So five key tips:

  1. Keep things simple. Focus on maintaining communication and support using tools that are familiar to you and your students. Email and even the trusty telephone will have their place.  Most importantly, the course page on your institutional VLE will be critical, with its capacity to host forum discussions and an online webinar room (or rooms) for staff and student interaction.
  2. Use your time wisely – focus the limited time you have on the interactions that matter. Use tools you are familiar with, share resources you have already developed. Ensure that your online interactions capture your voice and the approach to teaching that students are familiar with. This will be far more important to students than superbly produced, whizz-bang new resources. And make time for virtual office hours, space for students to come and ask questions or seek reassurance.
  3. Ensuring learning stays active. Even with a large class, you can use the spaces available to you for interaction and activities that encourage students to work together.  Make use of discussion forums, ask students to ‘meet’ together and feedback into the main discussions, encourage people to engage with each other’s input.
  4. Informal interactions matter. Moving online doesn’t mean you have to lose the informal interactions, the light-hearted encounters that light up any teaching space and bring your learning community together.  Keep your teaching voice authentically you, whatever medium you use.  And consider an informal space for your group – a forum for general chat, a virtual coffee break. This is as important for staff as it is for students: online working can be lonely, unless you build space for informal encounters.
  5. Experiment, but don’t worry if things don’t work. If you find yourself suddenly having to work in an online space, there will be a lot of trial and error – from you and your students.  That’s absolutely fine.  And remember, there is plenty of support out there to help you in this new space – colleagues who have already experimented with a particular tool or approach, learning technologists who will be happy to share their expertise, as are colleagues in the Learning and Teaching Academy (LTA) and Learning and Teaching Enhancement Service (LTES).  You may be increasingly working online, but you are not alone.

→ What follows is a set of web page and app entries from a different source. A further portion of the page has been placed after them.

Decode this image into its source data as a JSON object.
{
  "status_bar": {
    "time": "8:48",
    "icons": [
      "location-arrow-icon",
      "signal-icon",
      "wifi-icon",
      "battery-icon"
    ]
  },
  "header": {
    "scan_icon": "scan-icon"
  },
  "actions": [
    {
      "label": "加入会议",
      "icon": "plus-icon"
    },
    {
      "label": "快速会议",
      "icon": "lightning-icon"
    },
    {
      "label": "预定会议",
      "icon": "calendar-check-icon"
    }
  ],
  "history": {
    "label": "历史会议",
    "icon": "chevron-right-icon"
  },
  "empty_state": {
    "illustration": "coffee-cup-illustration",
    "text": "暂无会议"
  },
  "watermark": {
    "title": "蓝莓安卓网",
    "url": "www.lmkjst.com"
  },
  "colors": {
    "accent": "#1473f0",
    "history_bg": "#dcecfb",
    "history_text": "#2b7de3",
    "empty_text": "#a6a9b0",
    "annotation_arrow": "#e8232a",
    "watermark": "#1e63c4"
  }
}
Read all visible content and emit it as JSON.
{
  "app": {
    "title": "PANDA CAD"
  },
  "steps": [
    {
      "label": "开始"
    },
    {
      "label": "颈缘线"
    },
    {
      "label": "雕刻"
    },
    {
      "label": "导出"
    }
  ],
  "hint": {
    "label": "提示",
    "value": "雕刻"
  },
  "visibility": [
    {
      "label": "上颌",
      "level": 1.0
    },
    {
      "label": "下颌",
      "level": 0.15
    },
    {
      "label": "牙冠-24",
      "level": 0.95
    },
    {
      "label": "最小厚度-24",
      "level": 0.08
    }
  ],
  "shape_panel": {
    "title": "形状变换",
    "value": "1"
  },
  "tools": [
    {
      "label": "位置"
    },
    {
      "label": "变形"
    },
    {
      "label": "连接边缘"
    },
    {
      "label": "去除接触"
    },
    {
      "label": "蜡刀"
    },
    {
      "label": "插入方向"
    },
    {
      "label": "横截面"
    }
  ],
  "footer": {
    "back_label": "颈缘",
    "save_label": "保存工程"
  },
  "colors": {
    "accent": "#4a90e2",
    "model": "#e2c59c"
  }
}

A Team Effort

It’s been a busy period, as we have worked across the University to develop and share these resources.  Throughout, this activity has been characterised by an enormous sense of collegiality, kindness and care for colleagues and an overwhelming commitment to supporting our students.

We hope you find these resources useful.  Do let us know what you’ve found helpful and what further topics you need support with. There are colleagues across the university here to support and guide you.